Registered User
Join date: May 2010
326 IQ
#1
I was wondering what the percentage of Pitch modification is per half step?

I believe per Step, its 15%. So half step is 7.5%

When I get bored of playing a song, I speed up the song and play with the higher pitch and increased speed with a Capo, and I go by the idea that 1 Step is 15% increase in pitch, so 2 then Capo goes on the second fret. Sometimes I increase the speed by pretty insane amounts, like 40% speed and the tuning is still correct.

This is the equation that I use, but is it right? Is there a sort of official equation?
It works perfectly fine for me.
Mustaeki
Registered User
Join date: May 2010
326 IQ
#3
Quote by jazz_rock_feel
What exactly are you asking?

When you increase the pitch of some form of audio, it increases it's pitch and it's speed.

So you take a guitar riff on a guitar tuned to D. You increase it's pitch by 15% and it now sounds like a guitar tuned in Standard, just played faster.
Keth
Contrapunctalist
Join date: Sep 2008
488 IQ
#4
An octave means a doubling of the frequency, so a factor 2. Since an octave is twelve steps, you get the 12th root of 2 per half step, which is around 1.0594. This is for equal temperament only.
HotspurJr
Registered User
Join date: Jul 2011
191 IQ
#5
Quote by Mustaeki
I was wondering what the percentage of Pitch modification is per half step?

I believe per Step, its 15%. So half step is 7.5%

When I get bored of playing a song, I speed up the song and play with the higher pitch and increased speed with a Capo, and I go by the idea that 1 Step is 15% increase in pitch, so 2 then Capo goes on the second fret. Sometimes I increase the speed by pretty insane amounts, like 40% speed and the tuning is still correct.

This is the equation that I use, but is it right? Is there a sort of official equation?
It works perfectly fine for me.


One half-step should be the 12th root of 2 (go up 12 half steps, and you've doubled your frequency). I think this is a 5.94% increase.
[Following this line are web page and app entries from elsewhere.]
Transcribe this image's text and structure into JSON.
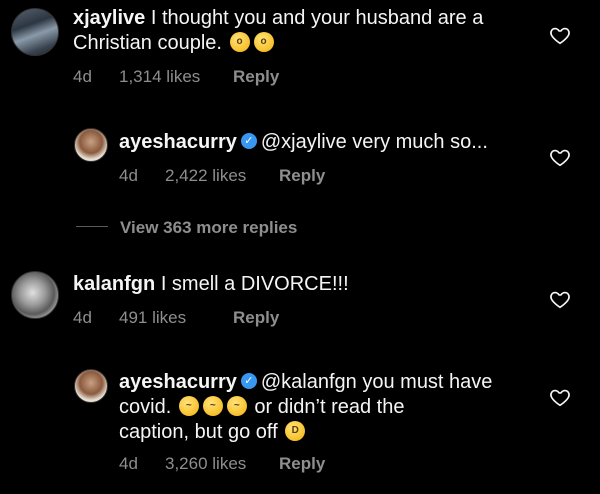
{
  "comments": [
    {
      "username": "xjaylive",
      "text_line1": "I thought you and your husband are a",
      "text_line2": "Christian couple.",
      "time": "4d",
      "likes": "1,314 likes",
      "reply": "Reply",
      "emojis": [
        "hushed-face-emoji",
        "hushed-face-emoji"
      ]
    },
    {
      "username": "ayeshacurry",
      "verified": true,
      "text": "@xjaylive very much so...",
      "time": "4d",
      "likes": "2,422 likes",
      "reply": "Reply"
    },
    {
      "username": "kalanfgn",
      "text": "I smell a DIVORCE!!!",
      "time": "4d",
      "likes": "491 likes",
      "reply": "Reply"
    },
    {
      "username": "ayeshacurry",
      "verified": true,
      "text_line1": "@kalanfgn you must have",
      "text_line2a": "covid.",
      "text_line2b": "or didn’t read the",
      "text_line3": "caption, but go off",
      "time": "4d",
      "likes": "3,260 likes",
      "reply": "Reply",
      "emojis": [
        "woozy-face-emoji",
        "woozy-face-emoji",
        "woozy-face-emoji",
        "rofl-emoji"
      ]
    }
  ],
  "view_more": "View 363 more replies",
  "colors": {
    "background": "#000000",
    "text": "#f5f5f5",
    "muted": "#8e8e8e",
    "verified": "#3897f0"
  }
}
A whole step would be 12%. If you go up 15% instead, you're introducing about a quarter-step worth or error.

If that's "perfectly fine" your ear could probably use a little work.